Industrial Relations Act 1990 (No. 19)

Periodicals and Reports

Employment Law Yearbook (annual) Arthur Cox

Employment Law Reports

Irish Employment Law Journal

Employment Law Review

Legislative Guides

Dismissal & Redundancy Consolidated Legislation   Barrett, G   2007

Irish Employment legislation (Looseleaf) Kerr  1999-

Employment Rights Legislation (IEL offprint)   Kerr  2006

Shorter Guides

Employment Law Nutshell    Donovan, D         2016

Employees: Know Your Rights       Eardly        2008

Essentials of Irish Labour Law       Faulkner    2013


Workplace Relations Commission

Irish Human Rights and Equality Commission

Health and Safety Authority

UK Texts

Textbook on Employment Law, Honeyball, et al. 13th Ed. 2014

Labour Law, Deakin and Morris 5th Ed. 2012

Employment Law, Smith and Wood 13th Ed 2017

Selwyn’s law of Employment Emir A 19 Ed. 2016

Employment law : the essentials. Lewis D Sargeant M and Schwab M 11 Ed.2011

Labour Law Collins H, Ewing K D and McColgan  2012

Industrial relations law reports. (IRLR): Law Section,

Employment law Benny R Jefferson M and Sargent  5th Ed.  2012

Pitt’s Employment Law 10th  Ed. Gwyneth Pitt 2016

CLP Legal Practice Guides: Employment Law 2016 Gillian Phillips, Karen Scott

Cases and Materials on Employment Law 10th  Ed. Richard Painter, Ann E. M. Holmes 2015

Blackstone’s Statutes on Employment Law 2015 – 2016 Richard Kidner

UK Practitioner Services

Tolley’s Employment Handbook 2017 Mrs Justice Slade 2017

Butterworths Employment Law Handbook 2017 Peter Wallington 2017

Blackstone’s Employment Law Practice 2017 Edited by Gavin Mansfield, John Bowers, John Macmillan 2017

UK Periodicals and Reports

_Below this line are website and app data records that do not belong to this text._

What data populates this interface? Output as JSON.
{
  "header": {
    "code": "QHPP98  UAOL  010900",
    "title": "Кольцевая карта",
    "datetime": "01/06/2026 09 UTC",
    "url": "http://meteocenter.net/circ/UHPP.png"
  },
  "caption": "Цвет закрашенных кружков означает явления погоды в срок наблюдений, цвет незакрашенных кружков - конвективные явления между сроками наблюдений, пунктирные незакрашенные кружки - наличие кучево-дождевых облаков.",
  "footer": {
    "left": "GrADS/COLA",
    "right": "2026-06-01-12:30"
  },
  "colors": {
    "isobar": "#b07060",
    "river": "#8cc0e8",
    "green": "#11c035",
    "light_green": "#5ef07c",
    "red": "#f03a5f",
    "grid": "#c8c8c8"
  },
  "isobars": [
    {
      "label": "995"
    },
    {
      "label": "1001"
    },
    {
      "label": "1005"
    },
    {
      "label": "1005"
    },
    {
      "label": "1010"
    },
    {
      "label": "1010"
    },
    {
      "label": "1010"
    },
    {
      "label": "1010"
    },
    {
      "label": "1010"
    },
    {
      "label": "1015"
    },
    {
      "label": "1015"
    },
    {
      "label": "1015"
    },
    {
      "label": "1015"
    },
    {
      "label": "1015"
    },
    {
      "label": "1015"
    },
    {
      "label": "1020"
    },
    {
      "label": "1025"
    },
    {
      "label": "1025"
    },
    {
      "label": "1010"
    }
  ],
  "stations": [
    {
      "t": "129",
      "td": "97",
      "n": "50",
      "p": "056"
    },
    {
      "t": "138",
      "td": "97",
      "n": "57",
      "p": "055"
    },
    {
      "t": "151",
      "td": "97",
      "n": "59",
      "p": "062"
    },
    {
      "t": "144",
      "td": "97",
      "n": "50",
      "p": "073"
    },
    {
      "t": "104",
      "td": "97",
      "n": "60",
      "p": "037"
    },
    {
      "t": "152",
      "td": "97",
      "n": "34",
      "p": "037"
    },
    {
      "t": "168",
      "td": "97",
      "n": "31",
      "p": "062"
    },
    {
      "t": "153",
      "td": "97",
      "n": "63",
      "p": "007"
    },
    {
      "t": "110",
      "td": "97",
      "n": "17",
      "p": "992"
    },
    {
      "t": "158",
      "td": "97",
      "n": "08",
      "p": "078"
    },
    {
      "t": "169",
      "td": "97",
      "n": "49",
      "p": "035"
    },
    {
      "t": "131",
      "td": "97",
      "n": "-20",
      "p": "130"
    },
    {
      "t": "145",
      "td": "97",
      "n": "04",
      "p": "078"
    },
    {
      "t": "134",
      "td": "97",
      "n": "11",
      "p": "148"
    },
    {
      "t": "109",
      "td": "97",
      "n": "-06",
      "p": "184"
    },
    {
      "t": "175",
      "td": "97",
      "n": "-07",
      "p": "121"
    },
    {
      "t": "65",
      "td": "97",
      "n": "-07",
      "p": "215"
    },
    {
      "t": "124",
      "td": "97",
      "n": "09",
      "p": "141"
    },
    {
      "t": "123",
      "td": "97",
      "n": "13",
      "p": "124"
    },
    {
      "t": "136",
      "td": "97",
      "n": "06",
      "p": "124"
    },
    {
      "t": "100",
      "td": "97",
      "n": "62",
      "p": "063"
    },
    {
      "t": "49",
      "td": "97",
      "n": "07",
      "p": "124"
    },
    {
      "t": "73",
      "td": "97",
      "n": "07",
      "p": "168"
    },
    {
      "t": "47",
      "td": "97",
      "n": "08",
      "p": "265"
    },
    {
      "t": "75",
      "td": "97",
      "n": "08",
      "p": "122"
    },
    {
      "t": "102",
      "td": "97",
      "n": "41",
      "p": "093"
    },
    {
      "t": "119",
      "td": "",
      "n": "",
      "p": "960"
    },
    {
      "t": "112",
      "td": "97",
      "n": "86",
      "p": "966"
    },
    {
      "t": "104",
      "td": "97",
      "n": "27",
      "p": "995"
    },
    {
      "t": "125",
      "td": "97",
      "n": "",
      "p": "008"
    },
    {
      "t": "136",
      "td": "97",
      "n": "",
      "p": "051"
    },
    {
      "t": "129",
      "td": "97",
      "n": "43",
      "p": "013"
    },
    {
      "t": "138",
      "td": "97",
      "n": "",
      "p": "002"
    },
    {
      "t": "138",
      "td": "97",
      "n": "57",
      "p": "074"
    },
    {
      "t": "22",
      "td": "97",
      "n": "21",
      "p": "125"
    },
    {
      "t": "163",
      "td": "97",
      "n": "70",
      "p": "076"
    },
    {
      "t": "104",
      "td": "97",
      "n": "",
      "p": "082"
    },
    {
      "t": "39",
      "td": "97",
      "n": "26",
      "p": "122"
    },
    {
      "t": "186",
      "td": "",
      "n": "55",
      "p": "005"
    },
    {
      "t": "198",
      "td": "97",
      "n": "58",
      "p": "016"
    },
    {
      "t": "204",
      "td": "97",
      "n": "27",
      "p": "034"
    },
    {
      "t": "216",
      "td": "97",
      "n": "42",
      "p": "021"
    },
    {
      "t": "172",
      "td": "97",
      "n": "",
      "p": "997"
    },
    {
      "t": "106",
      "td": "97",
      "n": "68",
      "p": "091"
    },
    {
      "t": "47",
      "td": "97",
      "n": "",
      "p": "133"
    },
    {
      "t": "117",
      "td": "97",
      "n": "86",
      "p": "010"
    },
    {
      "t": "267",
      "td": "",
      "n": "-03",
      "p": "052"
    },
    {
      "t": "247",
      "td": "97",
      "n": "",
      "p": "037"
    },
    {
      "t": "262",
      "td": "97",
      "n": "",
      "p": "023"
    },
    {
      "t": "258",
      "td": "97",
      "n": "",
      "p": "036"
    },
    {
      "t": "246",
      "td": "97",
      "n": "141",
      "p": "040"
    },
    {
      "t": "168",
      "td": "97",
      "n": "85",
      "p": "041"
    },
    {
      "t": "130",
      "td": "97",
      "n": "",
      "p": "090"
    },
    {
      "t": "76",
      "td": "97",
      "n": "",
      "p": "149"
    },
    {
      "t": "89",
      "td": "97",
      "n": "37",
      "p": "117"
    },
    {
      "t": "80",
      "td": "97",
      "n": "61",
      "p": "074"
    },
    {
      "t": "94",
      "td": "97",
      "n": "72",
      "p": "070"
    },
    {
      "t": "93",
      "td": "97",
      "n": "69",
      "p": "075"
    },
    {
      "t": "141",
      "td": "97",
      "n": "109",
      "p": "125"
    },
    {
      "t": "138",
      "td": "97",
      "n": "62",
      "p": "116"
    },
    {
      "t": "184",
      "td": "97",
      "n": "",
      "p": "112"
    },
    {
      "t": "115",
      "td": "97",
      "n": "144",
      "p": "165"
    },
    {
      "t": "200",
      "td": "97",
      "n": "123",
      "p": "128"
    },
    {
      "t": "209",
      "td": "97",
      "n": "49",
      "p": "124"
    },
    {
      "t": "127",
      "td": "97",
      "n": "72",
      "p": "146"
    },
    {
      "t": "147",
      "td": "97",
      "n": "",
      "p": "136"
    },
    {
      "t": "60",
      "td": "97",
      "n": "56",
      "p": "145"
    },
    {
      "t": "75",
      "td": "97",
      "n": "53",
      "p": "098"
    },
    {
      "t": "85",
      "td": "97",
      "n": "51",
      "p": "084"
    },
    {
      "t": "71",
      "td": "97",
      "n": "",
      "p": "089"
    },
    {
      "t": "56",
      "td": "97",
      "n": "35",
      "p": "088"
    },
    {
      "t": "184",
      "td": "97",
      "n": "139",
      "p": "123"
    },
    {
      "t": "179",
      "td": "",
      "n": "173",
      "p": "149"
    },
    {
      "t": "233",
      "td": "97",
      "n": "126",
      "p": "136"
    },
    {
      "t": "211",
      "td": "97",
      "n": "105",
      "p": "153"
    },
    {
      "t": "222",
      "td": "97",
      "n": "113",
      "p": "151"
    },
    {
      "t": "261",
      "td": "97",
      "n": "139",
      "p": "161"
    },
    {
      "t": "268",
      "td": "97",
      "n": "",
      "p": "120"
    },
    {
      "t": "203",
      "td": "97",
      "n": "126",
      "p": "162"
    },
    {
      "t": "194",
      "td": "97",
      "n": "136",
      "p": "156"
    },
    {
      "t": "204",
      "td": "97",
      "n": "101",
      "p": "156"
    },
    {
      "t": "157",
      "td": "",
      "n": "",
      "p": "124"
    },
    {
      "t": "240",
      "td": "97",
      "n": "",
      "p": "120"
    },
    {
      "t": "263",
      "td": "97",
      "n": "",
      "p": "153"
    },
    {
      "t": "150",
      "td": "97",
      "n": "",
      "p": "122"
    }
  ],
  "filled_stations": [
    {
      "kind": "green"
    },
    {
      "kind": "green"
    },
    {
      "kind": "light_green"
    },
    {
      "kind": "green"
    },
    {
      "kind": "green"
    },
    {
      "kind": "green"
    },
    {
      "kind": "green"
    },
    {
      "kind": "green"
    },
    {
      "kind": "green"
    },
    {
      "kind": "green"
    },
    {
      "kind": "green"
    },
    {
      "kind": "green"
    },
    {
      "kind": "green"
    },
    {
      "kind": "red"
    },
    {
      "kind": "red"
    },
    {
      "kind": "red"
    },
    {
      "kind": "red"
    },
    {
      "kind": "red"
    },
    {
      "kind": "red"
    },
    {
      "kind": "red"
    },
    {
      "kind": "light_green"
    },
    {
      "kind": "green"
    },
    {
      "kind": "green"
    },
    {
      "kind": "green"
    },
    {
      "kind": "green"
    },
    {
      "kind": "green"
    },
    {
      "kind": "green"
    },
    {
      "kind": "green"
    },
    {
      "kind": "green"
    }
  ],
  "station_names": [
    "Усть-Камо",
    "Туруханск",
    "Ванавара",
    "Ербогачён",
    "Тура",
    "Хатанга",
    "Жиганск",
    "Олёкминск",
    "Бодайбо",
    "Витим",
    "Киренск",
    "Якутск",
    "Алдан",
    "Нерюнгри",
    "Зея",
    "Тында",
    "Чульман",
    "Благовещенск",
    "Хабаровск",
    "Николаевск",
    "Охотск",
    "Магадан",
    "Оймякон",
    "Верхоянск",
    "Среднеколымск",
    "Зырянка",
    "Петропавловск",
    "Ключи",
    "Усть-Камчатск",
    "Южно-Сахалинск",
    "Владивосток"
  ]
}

The Employment Law Review 8th  Ed.   Erika C. Collins 2017

Industrial Relations Law Reports

Employment Law in Context: Text and Materials 2nd  Ed. David Cabrelli 2016